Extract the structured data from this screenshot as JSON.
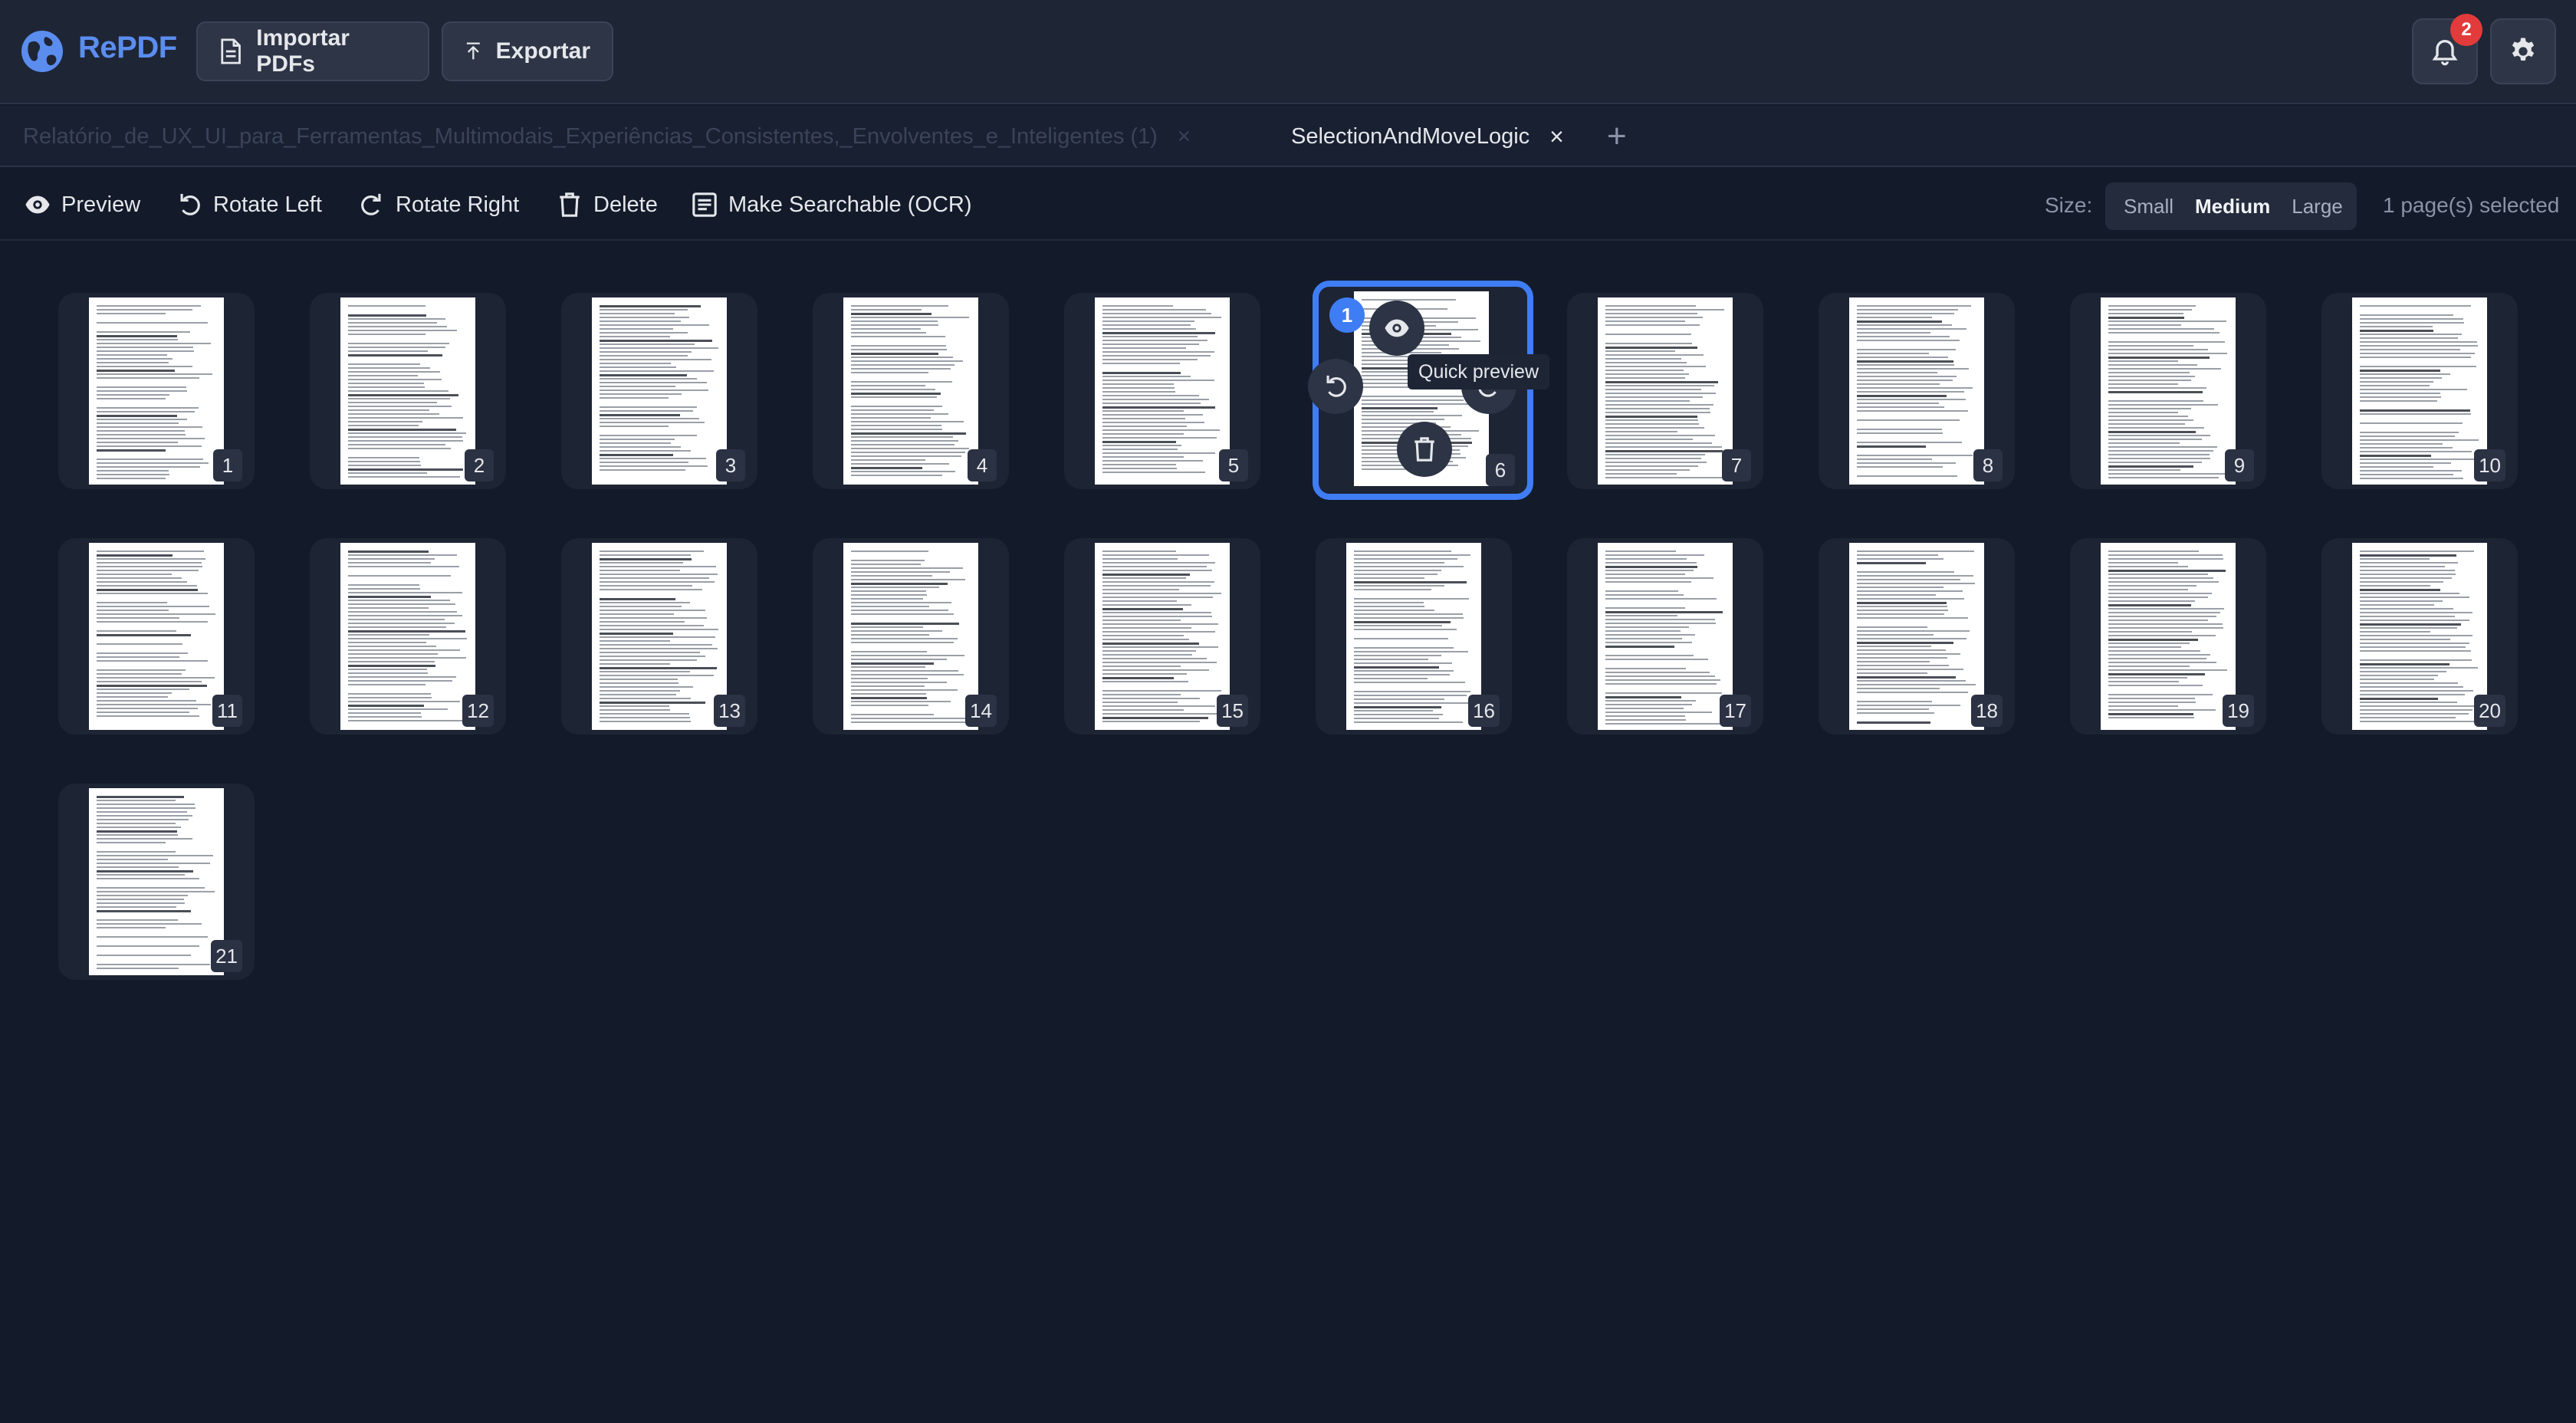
{
  "app": {
    "name": "RePDF",
    "import_label": "Importar PDFs",
    "export_label": "Exportar",
    "notification_count": "2"
  },
  "tabs": {
    "inactive_label": "Relatório_de_UX_UI_para_Ferramentas_Multimodais_Experiências_Consistentes,_Envolventes_e_Inteligentes (1)",
    "inactive_close": "×",
    "active_label": "SelectionAndMoveLogic",
    "active_close": "×",
    "add_label": "+"
  },
  "toolbar": {
    "preview": "Preview",
    "rotate_left": "Rotate Left",
    "rotate_right": "Rotate Right",
    "delete": "Delete",
    "ocr": "Make Searchable (OCR)",
    "size_label": "Size:",
    "sizes": [
      "Small",
      "Medium",
      "Large"
    ],
    "selected_size": "Medium",
    "selection_status": "1 page(s) selected"
  },
  "pages": {
    "count": 21,
    "selected": 6,
    "labels": [
      "1",
      "2",
      "3",
      "4",
      "5",
      "6",
      "7",
      "8",
      "9",
      "10",
      "11",
      "12",
      "13",
      "14",
      "15",
      "16",
      "17",
      "18",
      "19",
      "20",
      "21"
    ],
    "selection_order": "1",
    "tooltip": "Quick preview"
  },
  "colors": {
    "background": "#131a2a",
    "header": "#1e2535",
    "accent": "#3f7df5",
    "brand": "#5b8def",
    "badge": "#e23b3b"
  },
  "icons": {
    "logo": "globe-icon",
    "import": "document-icon",
    "export": "upload-icon",
    "notifications": "bell-icon",
    "settings": "gear-icon",
    "preview": "eye-icon",
    "rotate_left": "rotate-left-icon",
    "rotate_right": "rotate-right-icon",
    "delete": "trash-icon",
    "ocr": "scan-text-icon"
  }
}
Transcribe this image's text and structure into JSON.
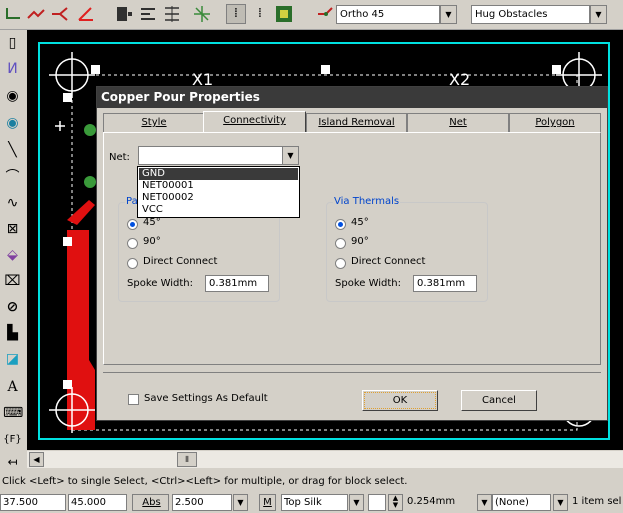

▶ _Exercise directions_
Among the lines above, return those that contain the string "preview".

▶ _Exercise result_
    "preview": "Preview",
    "tooltip": "Quick preview"
    "preview": "eye-icon",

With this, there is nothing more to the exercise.